Entries from a dataset of interfaces
——

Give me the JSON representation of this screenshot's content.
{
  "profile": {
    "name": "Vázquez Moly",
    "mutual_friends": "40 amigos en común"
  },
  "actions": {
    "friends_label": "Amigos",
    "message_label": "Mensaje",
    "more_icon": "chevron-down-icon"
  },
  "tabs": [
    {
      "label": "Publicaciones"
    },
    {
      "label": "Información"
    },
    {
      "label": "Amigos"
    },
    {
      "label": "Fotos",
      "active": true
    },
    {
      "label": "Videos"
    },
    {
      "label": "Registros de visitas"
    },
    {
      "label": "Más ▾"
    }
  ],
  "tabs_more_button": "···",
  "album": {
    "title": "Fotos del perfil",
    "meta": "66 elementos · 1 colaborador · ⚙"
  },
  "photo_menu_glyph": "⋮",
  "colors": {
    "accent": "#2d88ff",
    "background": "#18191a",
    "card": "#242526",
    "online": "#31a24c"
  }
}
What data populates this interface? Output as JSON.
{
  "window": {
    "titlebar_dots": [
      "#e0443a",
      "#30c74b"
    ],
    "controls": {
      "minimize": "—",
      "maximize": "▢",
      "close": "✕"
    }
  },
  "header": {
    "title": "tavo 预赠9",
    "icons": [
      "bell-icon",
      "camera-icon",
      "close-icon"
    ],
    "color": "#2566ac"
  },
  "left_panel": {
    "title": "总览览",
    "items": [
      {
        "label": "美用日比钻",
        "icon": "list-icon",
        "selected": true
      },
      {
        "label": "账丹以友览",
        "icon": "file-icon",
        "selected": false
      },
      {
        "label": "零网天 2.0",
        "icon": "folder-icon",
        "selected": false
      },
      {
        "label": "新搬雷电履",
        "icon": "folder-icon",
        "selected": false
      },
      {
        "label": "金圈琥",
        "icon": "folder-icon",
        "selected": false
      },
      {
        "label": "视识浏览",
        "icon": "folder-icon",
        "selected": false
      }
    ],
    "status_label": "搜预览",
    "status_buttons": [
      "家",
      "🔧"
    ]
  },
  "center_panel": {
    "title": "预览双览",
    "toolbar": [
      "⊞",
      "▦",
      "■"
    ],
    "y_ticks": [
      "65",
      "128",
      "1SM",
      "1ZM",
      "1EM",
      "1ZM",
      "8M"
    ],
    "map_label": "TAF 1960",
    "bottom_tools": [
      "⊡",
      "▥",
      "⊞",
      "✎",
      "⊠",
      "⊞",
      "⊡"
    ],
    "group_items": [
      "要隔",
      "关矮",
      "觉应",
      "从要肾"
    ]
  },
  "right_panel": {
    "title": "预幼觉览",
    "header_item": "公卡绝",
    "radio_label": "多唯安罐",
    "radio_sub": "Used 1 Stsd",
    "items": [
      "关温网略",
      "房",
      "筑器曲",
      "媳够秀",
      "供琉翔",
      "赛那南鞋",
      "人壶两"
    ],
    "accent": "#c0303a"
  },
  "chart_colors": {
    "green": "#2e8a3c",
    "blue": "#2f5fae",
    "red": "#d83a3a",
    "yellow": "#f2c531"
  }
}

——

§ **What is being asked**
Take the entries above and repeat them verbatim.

§ **Worked solution**
Give me the JSON representation of this screenshot's content.
{
  "profile": {
    "name": "Vázquez Moly",
    "mutual_friends": "40 amigos en común"
  },
  "actions": {
    "friends_label": "Amigos",
    "message_label": "Mensaje",
    "more_icon": "chevron-down-icon"
  },
  "tabs": [
    {
      "label": "Publicaciones"
    },
    {
      "label": "Información"
    },
    {
      "label": "Amigos"
    },
    {
      "label": "Fotos",
      "active": true
    },
    {
      "label": "Videos"
    },
    {
      "label": "Registros de visitas"
    },
    {
      "label": "Más ▾"
    }
  ],
  "tabs_more_button": "···",
  "album": {
    "title": "Fotos del perfil",
    "meta": "66 elementos · 1 colaborador · ⚙"
  },
  "photo_menu_glyph": "⋮",
  "colors": {
    "accent": "#2d88ff",
    "background": "#18191a",
    "card": "#242526",
    "online": "#31a24c"
  }
}
What data populates this interface? Output as JSON.
{
  "window": {
    "titlebar_dots": [
      "#e0443a",
      "#30c74b"
    ],
    "controls": {
      "minimize": "—",
      "maximize": "▢",
      "close": "✕"
    }
  },
  "header": {
    "title": "tavo 预赠9",
    "icons": [
      "bell-icon",
      "camera-icon",
      "close-icon"
    ],
    "color": "#2566ac"
  },
  "left_panel": {
    "title": "总览览",
    "items": [
      {
        "label": "美用日比钻",
        "icon": "list-icon",
        "selected": true
      },
      {
        "label": "账丹以友览",
        "icon": "file-icon",
        "selected": false
      },
      {
        "label": "零网天 2.0",
        "icon": "folder-icon",
        "selected": false
      },
      {
        "label": "新搬雷电履",
        "icon": "folder-icon",
        "selected": false
      },
      {
        "label": "金圈琥",
        "icon": "folder-icon",
        "selected": false
      },
      {
        "label": "视识浏览",
        "icon": "folder-icon",
        "selected": false
      }
    ],
    "status_label": "搜预览",
    "status_buttons": [
      "家",
      "🔧"
    ]
  },
  "center_panel": {
    "title": "预览双览",
    "toolbar": [
      "⊞",
      "▦",
      "■"
    ],
    "y_ticks": [
      "65",
      "128",
      "1SM",
      "1ZM",
      "1EM",
      "1ZM",
      "8M"
    ],
    "map_label": "TAF 1960",
    "bottom_tools": [
      "⊡",
      "▥",
      "⊞",
      "✎",
      "⊠",
      "⊞",
      "⊡"
    ],
    "group_items": [
      "要隔",
      "关矮",
      "觉应",
      "从要肾"
    ]
  },
  "right_panel": {
    "title": "预幼觉览",
    "header_item": "公卡绝",
    "radio_label": "多唯安罐",
    "radio_sub": "Used 1 Stsd",
    "items": [
      "关温网略",
      "房",
      "筑器曲",
      "媳够秀",
      "供琉翔",
      "赛那南鞋",
      "人壶两"
    ],
    "accent": "#c0303a"
  },
  "chart_colors": {
    "green": "#2e8a3c",
    "blue": "#2f5fae",
    "red": "#d83a3a",
    "yellow": "#f2c531"
  }
}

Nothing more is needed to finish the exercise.